At this stage, some of you might be thinking "Well, of course I'm sympathetic, but what else can be done? How else do we catch the cheats?"
And that is the point of this post. You will never catch the cheats this way. If you are a cheat, you will pretend and you will be much better at it than someone who is genuinely sick. People like me, spend every waking moment trying to pretend we're not as ill as we really are. Cheats spend every waking moment pretending they are sicker than they really are. In fact I've often thought that the more a claimant minimises their condition, the more entitled they probably are to help. Incapacity Benefit needs proof from your GP, but some GPs know full well that the person in front of them is not really sick, but are too intimidated or disillusioned to say so.
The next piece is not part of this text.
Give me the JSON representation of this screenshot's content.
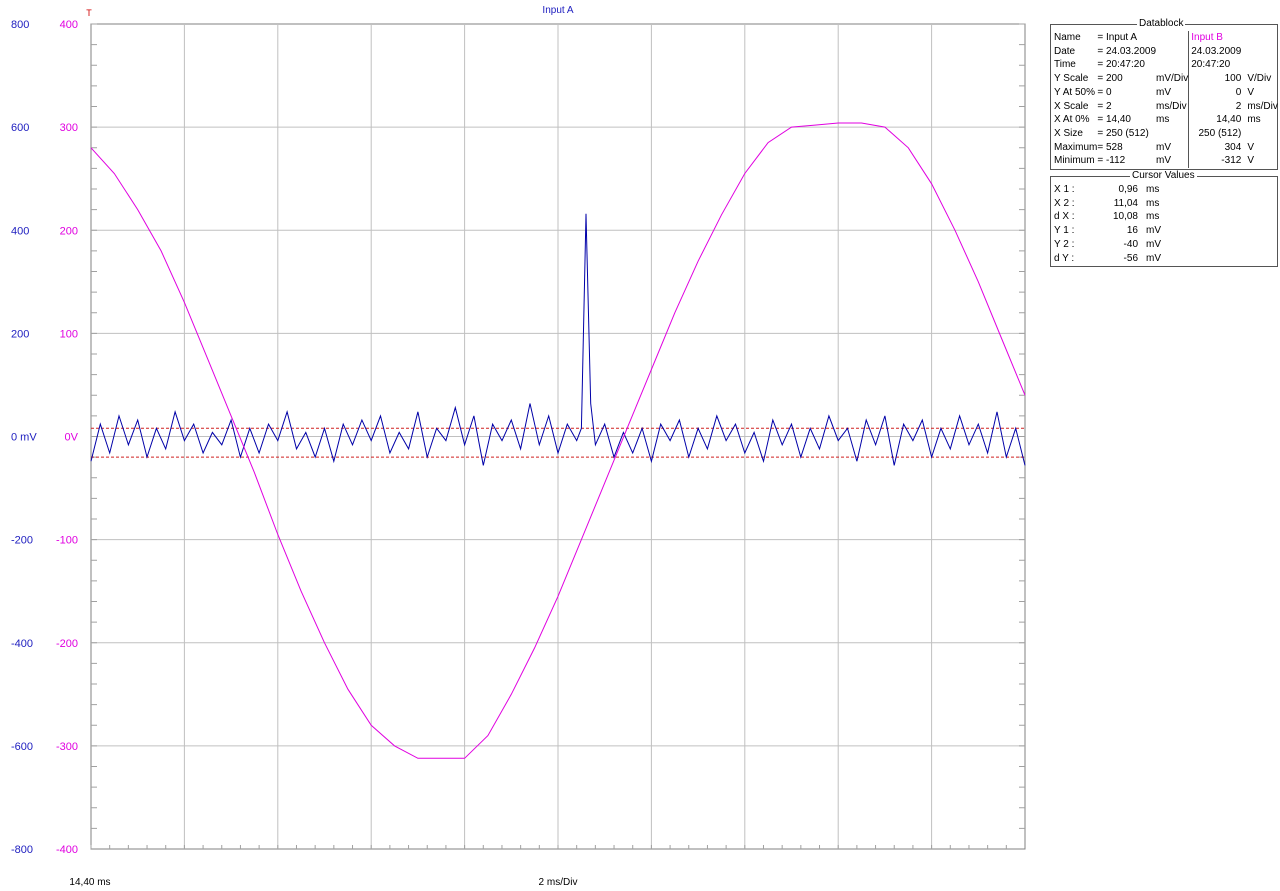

So what is the solution? Surely "assessments" are just designed to deter as many of the genuinely sick as possible? You feel so utterly degraded, despised and worthless at the end of the process, you would do almost anything not to go through it again. It is remarkably convenient as a tool to show rich, healthy, Telegraph readers that governments are tough on the recipients of the tax they manage not to avoid, but I'm convinced it doesn't stop any cheats from getting through. If they make it unbearable enough, some will simply decide to work themselves to death to avoid the crushing horror of lining up to be judged.
Assessment implies doubt, mistrust, guilt, burden. It is entirely unnecessary, merely a contrivance to make governments look "tough on scroungers"
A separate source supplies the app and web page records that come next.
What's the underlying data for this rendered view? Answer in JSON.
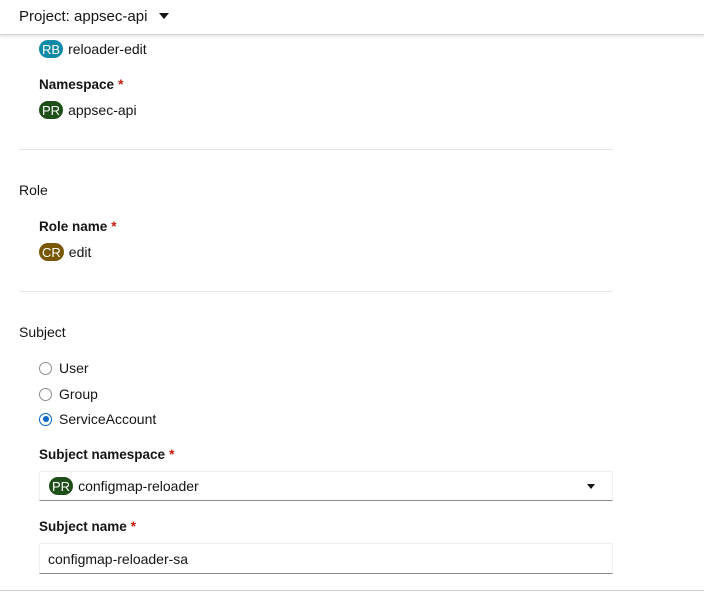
{
  "topbar": {
    "project_label": "Project: appsec-api"
  },
  "binding": {
    "badge": "RB",
    "name": "reloader-edit"
  },
  "namespace": {
    "label": "Namespace",
    "required": "*",
    "badge": "PR",
    "value": "appsec-api"
  },
  "role": {
    "section_title": "Role",
    "name_label": "Role name",
    "required": "*",
    "badge": "CR",
    "value": "edit"
  },
  "subject": {
    "section_title": "Subject",
    "options": [
      {
        "label": "User",
        "checked": false
      },
      {
        "label": "Group",
        "checked": false
      },
      {
        "label": "ServiceAccount",
        "checked": true
      }
    ],
    "namespace_label": "Subject namespace",
    "namespace_required": "*",
    "namespace_badge": "PR",
    "namespace_value": "configmap-reloader",
    "name_label": "Subject name",
    "name_required": "*",
    "name_value": "configmap-reloader-sa"
  },
  "colors": {
    "rb_badge": "#0e8aa6",
    "pr_badge": "#1e4f18",
    "cr_badge": "#795600",
    "required": "#c9190b",
    "radio_selected": "#0066cc"
  }
}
My solution is that if you don't have a consultant, who can confirm that you have a serious condition that has caused you considerable distress over the course of the year, you don't qualify. It surely wouldn't be beyond the combined talents of the NHS IT departments to design a programme allowing consultants to press a button, write a short precis of their patient and submit it to the DSS? Consultants would have access to x-rays, test results, medical history and surgical history. They would not have the same personal link to the patient, allowing abuse and intimidation. Sure, some would still try to cheat the consultants, but a specialist who has devoted his or her life to a particular condition is not to be fooled easily.
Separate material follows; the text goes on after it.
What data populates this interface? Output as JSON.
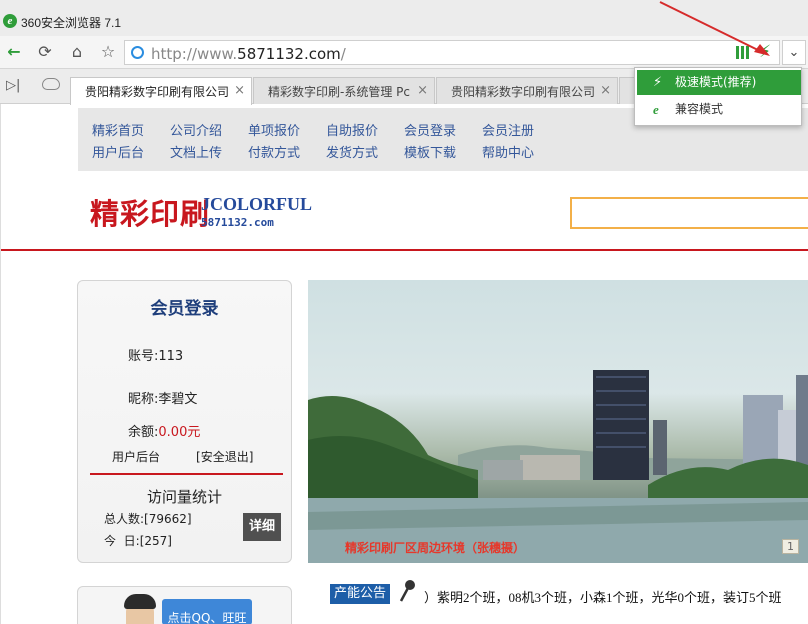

The question therefore is do governments want to make things better? Do they want to stop abuse of the system? Do they want to save on the cost of assessing claimants and the vast cost of appeals when the assessor is overzealous or just plain wrong? Do they want to weed out the cheats? Or does it actually suit them to line us all up like the burden they consider us to be and try to deter us from getting any help at all? Do they actually know that cheats in fact make up a very small percentage of claims and that most people are genuinely in need of help.
I'll leave you with this thought. I've tried for years to find out how many people suffer from a chronic illness or disability in the UK and the figure eludes me. However, a quick scan of the web tells me that around 3.7 million people have lung disease, 2.6 million people have diabetes, 180,000 people suffer from bowel disease, 5.4 million people suffer from asthma, 2.6 million live with heart disease, around 300,000 people a year are diagnosed with cancer, 1800 babies a year are born with cerebral palsy, 640,000 people live with schizophrenia, 820,000 live with Alzheimers or dementia, 19,000 receive dialysis for kidney failure, 23,000 are deaf blind, around 40,000 people have suffered a spinal injury and 8,500 people suffer from cystic fibrosis. Whilst only scratching the surface, we're well above 17 million already, yet only 2.4 million people claim ESA. That's at least 14 and a half million people living with a severe illness or disability not claiming anything at all.
Assessments would appear to be a better deterrent than we think wouldn't they? And many, many sick people don't want to be "scroungers" after all.